• WHAT IS REQUIRED: Copy, from the entries below, each line where the word "Shopping" can be found.

Excerpts from an interface dataset:
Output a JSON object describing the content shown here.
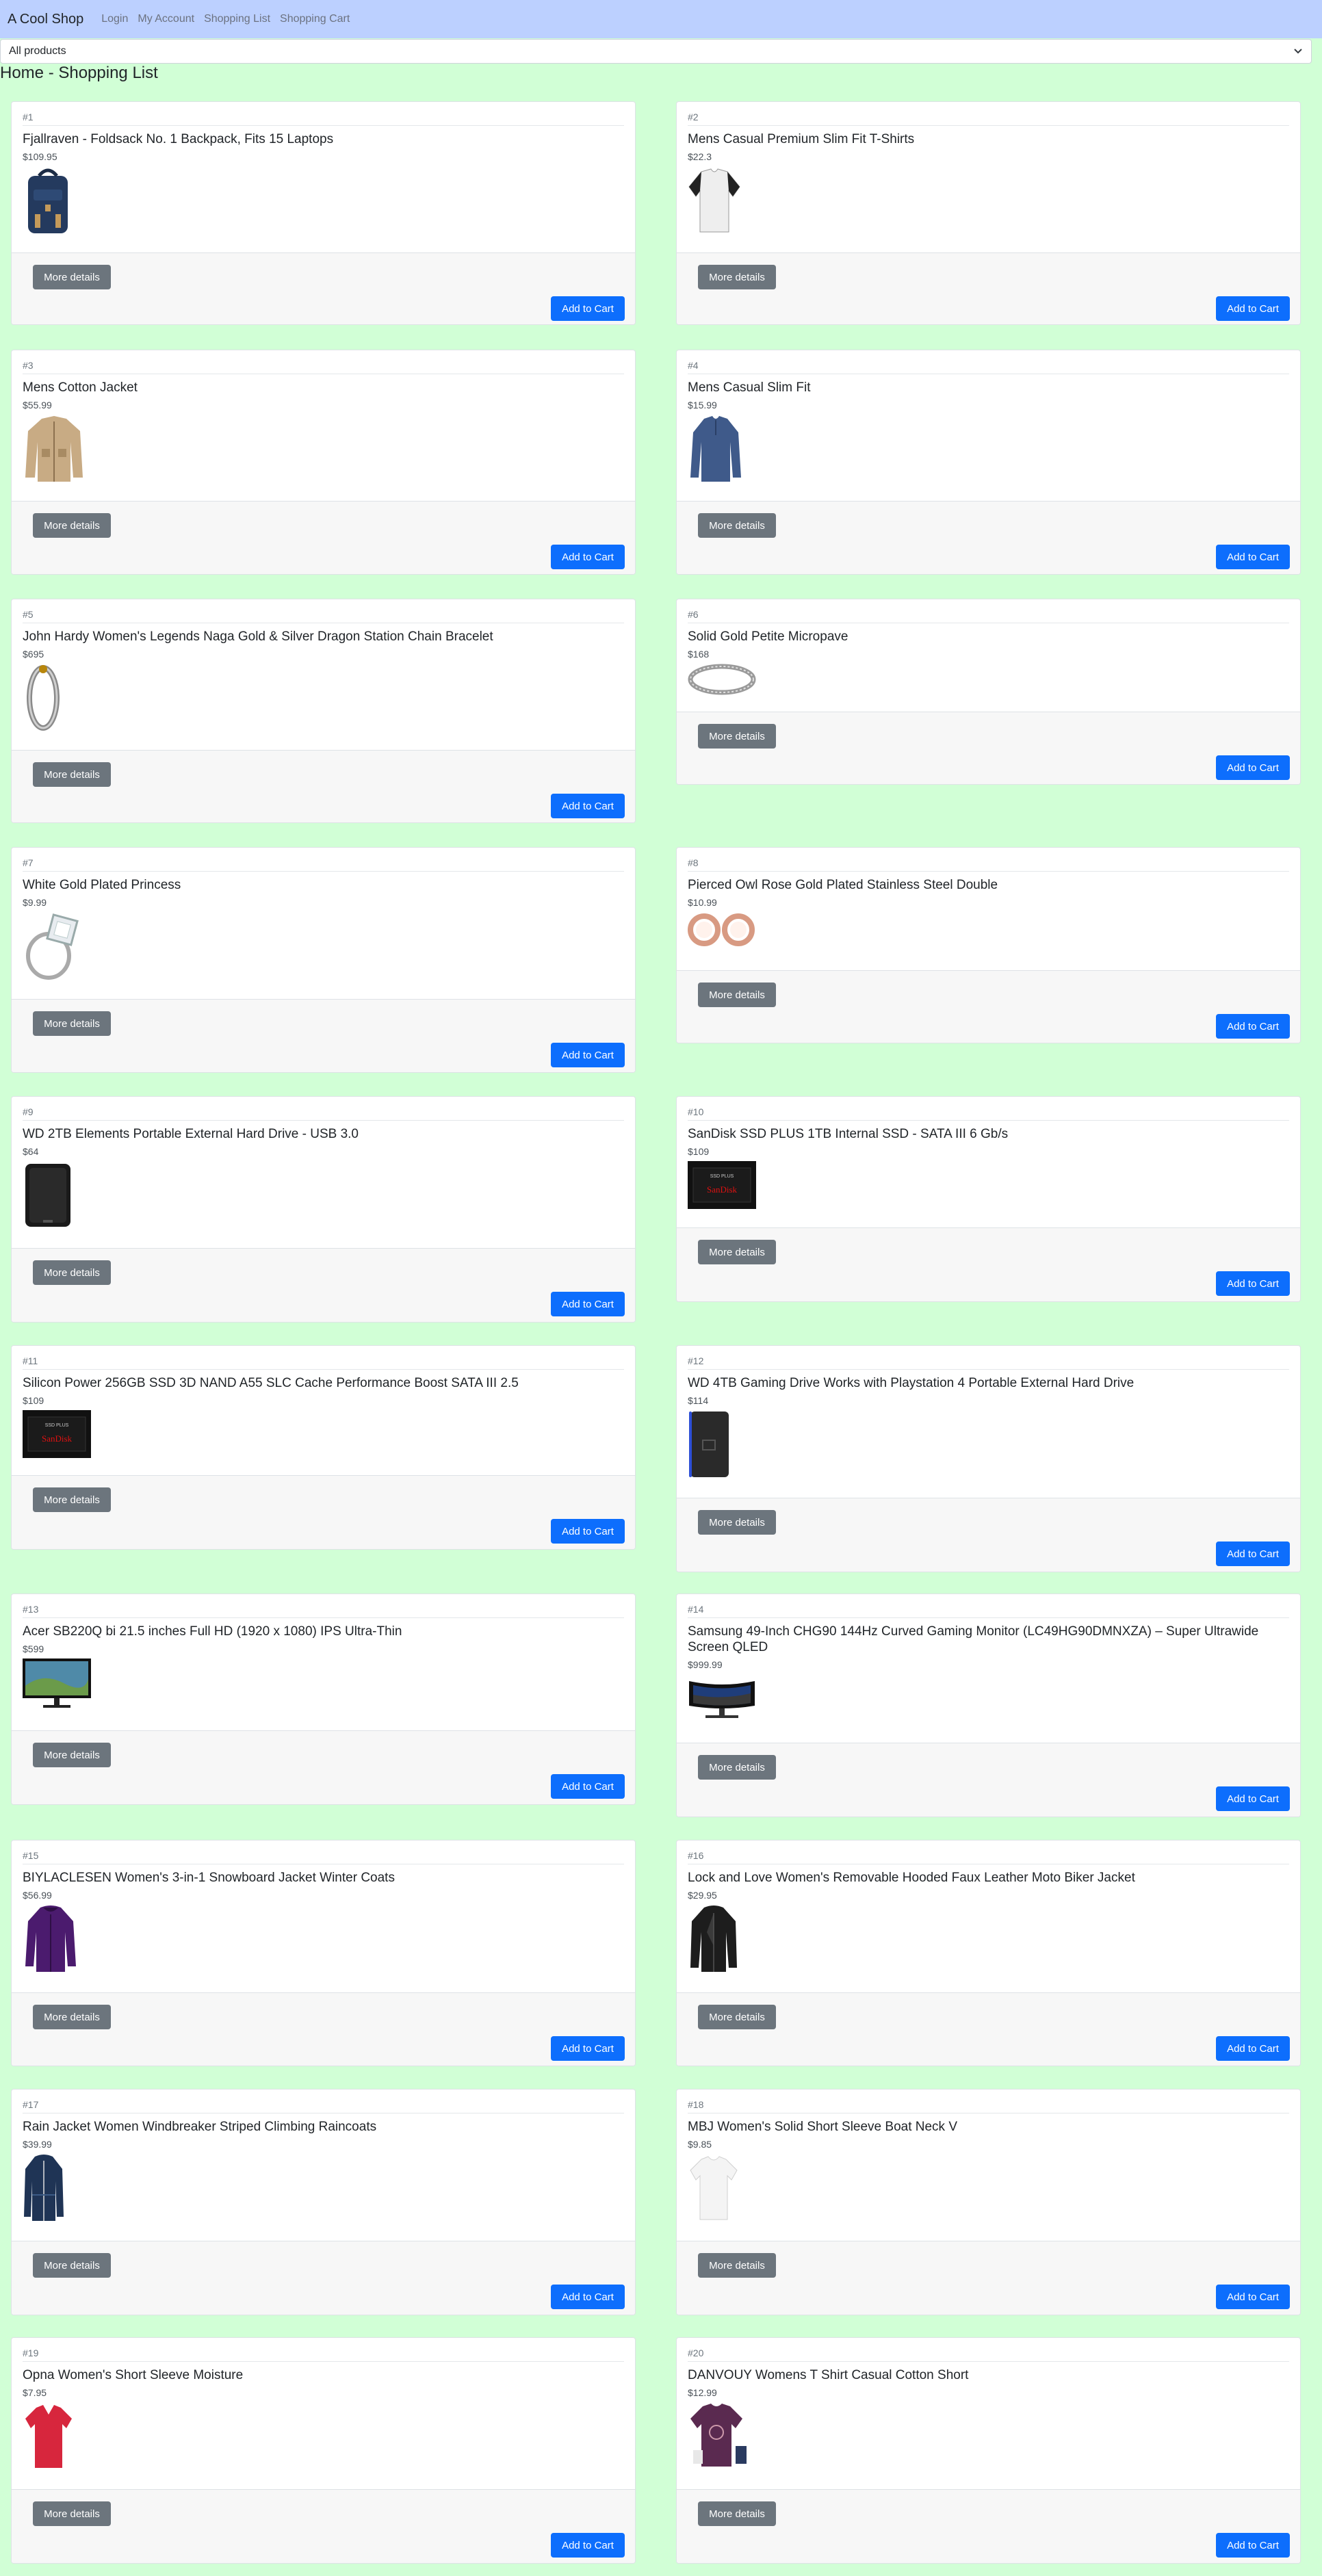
{
  "navbar": {
    "brand": "A Cool Shop",
    "links": [
      "Login",
      "My Account",
      "Shopping List",
      "Shopping Cart"
    ]
  },
  "filter": {
    "selected": "All products"
  },
  "page": {
    "title": "Home - Shopping List"
  },
  "buttons": {
    "details": "More details",
    "cart": "Add to Cart"
  },
  "products": [
    {
      "num": "#1",
      "name": "Fjallraven - Foldsack No. 1 Backpack, Fits 15 Laptops",
      "price": "$109.95",
      "icon": "backpack-image"
    },
    {
      "num": "#2",
      "name": "Mens Casual Premium Slim Fit T-Shirts",
      "price": "$22.3",
      "icon": "tshirt-image"
    },
    {
      "num": "#3",
      "name": "Mens Cotton Jacket",
      "price": "$55.99",
      "icon": "jacket-image"
    },
    {
      "num": "#4",
      "name": "Mens Casual Slim Fit",
      "price": "$15.99",
      "icon": "long-sleeve-shirt-image"
    },
    {
      "num": "#5",
      "name": "John Hardy Women's Legends Naga Gold & Silver Dragon Station Chain Bracelet",
      "price": "$695",
      "icon": "bracelet-image"
    },
    {
      "num": "#6",
      "name": "Solid Gold Petite Micropave",
      "price": "$168",
      "icon": "ring-band-image"
    },
    {
      "num": "#7",
      "name": "White Gold Plated Princess",
      "price": "$9.99",
      "icon": "diamond-ring-image"
    },
    {
      "num": "#8",
      "name": "Pierced Owl Rose Gold Plated Stainless Steel Double",
      "price": "$10.99",
      "icon": "rose-gold-earrings-image"
    },
    {
      "num": "#9",
      "name": "WD 2TB Elements Portable External Hard Drive - USB 3.0",
      "price": "$64",
      "icon": "hard-drive-image"
    },
    {
      "num": "#10",
      "name": "SanDisk SSD PLUS 1TB Internal SSD - SATA III 6 Gb/s",
      "price": "$109",
      "icon": "ssd-image"
    },
    {
      "num": "#11",
      "name": "Silicon Power 256GB SSD 3D NAND A55 SLC Cache Performance Boost SATA III 2.5",
      "price": "$109",
      "icon": "ssd-image"
    },
    {
      "num": "#12",
      "name": "WD 4TB Gaming Drive Works with Playstation 4 Portable External Hard Drive",
      "price": "$114",
      "icon": "gaming-drive-image"
    },
    {
      "num": "#13",
      "name": "Acer SB220Q bi 21.5 inches Full HD (1920 x 1080) IPS Ultra-Thin",
      "price": "$599",
      "icon": "monitor-image"
    },
    {
      "num": "#14",
      "name": "Samsung 49-Inch CHG90 144Hz Curved Gaming Monitor (LC49HG90DMNXZA) – Super Ultrawide Screen QLED",
      "price": "$999.99",
      "icon": "curved-monitor-image"
    },
    {
      "num": "#15",
      "name": "BIYLACLESEN Women's 3-in-1 Snowboard Jacket Winter Coats",
      "price": "$56.99",
      "icon": "winter-jacket-image"
    },
    {
      "num": "#16",
      "name": "Lock and Love Women's Removable Hooded Faux Leather Moto Biker Jacket",
      "price": "$29.95",
      "icon": "leather-jacket-image"
    },
    {
      "num": "#17",
      "name": "Rain Jacket Women Windbreaker Striped Climbing Raincoats",
      "price": "$39.99",
      "icon": "raincoat-image"
    },
    {
      "num": "#18",
      "name": "MBJ Women's Solid Short Sleeve Boat Neck V",
      "price": "$9.85",
      "icon": "white-top-image"
    },
    {
      "num": "#19",
      "name": "Opna Women's Short Sleeve Moisture",
      "price": "$7.95",
      "icon": "red-tshirt-image"
    },
    {
      "num": "#20",
      "name": "DANVOUY Womens T Shirt Casual Cotton Short",
      "price": "$12.99",
      "icon": "purple-tshirt-image"
    }
  ]
}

• YOUR RESPONSE:
      "Shopping List",
      "Shopping Cart"
    "title": "Home - Shopping List"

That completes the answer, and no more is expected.